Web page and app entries

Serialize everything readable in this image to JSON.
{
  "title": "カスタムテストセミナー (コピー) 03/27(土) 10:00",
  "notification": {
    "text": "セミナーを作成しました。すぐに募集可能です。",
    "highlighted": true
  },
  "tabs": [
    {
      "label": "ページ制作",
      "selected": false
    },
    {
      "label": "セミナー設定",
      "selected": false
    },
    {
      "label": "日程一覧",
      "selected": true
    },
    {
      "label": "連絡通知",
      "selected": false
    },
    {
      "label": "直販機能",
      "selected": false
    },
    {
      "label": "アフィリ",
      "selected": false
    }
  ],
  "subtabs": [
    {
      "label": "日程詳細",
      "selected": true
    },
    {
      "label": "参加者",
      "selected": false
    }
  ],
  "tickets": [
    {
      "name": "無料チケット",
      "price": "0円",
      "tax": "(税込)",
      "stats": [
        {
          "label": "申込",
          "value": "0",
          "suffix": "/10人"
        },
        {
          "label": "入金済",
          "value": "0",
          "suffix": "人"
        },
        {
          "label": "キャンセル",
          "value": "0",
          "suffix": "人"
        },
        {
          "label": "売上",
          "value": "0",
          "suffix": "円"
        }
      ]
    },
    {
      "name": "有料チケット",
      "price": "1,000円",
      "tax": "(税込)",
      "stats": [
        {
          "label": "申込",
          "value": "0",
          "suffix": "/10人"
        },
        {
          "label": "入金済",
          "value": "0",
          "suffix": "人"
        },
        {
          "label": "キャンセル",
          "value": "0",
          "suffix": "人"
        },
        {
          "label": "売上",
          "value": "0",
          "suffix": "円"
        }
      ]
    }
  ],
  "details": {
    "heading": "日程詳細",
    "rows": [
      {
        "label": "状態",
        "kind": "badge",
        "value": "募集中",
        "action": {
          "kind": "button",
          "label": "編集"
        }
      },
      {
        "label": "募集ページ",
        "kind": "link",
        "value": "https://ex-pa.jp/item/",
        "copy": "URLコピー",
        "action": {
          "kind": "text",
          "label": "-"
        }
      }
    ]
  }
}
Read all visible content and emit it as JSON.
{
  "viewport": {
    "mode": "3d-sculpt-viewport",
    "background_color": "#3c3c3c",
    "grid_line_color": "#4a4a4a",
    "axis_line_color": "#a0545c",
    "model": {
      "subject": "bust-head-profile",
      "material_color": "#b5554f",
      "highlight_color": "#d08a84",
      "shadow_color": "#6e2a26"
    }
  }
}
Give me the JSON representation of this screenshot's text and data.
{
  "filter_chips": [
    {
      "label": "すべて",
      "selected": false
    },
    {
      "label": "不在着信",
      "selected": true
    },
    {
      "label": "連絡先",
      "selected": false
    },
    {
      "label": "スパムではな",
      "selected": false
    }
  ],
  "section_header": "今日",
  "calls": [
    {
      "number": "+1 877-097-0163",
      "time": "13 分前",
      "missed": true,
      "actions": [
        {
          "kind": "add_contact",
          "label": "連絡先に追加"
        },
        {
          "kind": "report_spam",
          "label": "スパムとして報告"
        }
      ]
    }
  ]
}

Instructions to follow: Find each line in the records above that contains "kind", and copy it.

Solution to this task:
        "kind": "badge",
          "kind": "button",
        "kind": "link",
          "kind": "text",
          "kind": "add_contact",
          "kind": "report_spam",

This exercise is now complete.